Yakusho has directed one film, "Toad's Oil," a pensive story about coping with a young man's death. He plays the lead, the father of the man. He wants to direct more. He promised to be gentle with his actors so they feel free and natural, since he knows what it's like to be on the receiving end.
"I want to create a film that's like those images in my head," he said of the work he wants to direct, stressing it's about the ideas, while declining to go into specifics.
"That kind of special film," he said.
Yakusho watches his films only once. Each time, it's a bit embarrassing, and being objective may not be possible "for a lifetime," he said.
Yakusho seems to excel at evoking that strange mix of good and evil.
In one of his latest films, "The Third Murder," Yakusho plays a mysterious killer. The 2017 film was directed by Hirokazu Kore-eda, whose "Shoplifters" won the Palme d'Or this year. In another recent film, "The Blood of Wolves," he plays a wild-spirited police officer, who starts to resemble the criminals he is trying to arrest.
The protagonist in "The Eel" murders his wife when he catches her having an affair. After serving time as a model convict, he starts a barbershop. An eel, which he keeps in a tank, is his only friend at the start. But he gradually begins to open up and form relationships with people around him.

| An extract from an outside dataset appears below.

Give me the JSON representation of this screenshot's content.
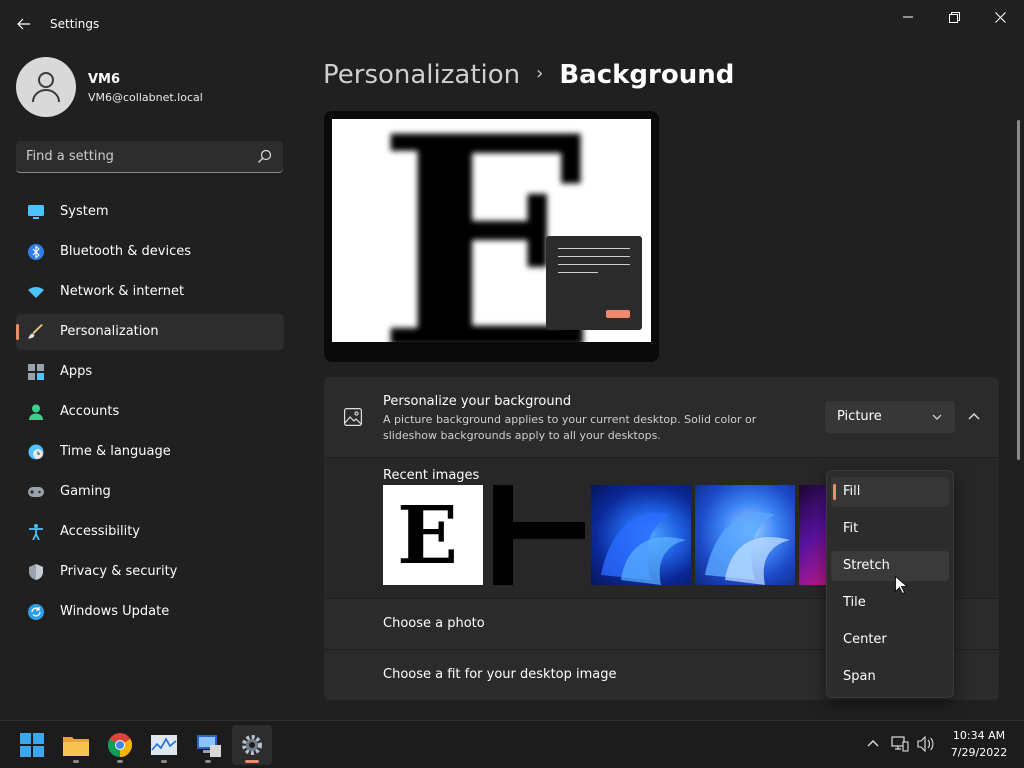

Like many of Yakusho's movies, it's a bleak story of a normal life that goes awry, the daily challenge of trying to live in search for meaning amid betrayal, loneliness and abuse.
"The complexity of Koji Yakusho's acting is illustrated by his unique interpretation of flawed but intriguing humanity," says Maggie Lee, film critic specializing in Asian cinema at entertainment magazine Variety.
"He is a master at portraying characters who retain a dignified core."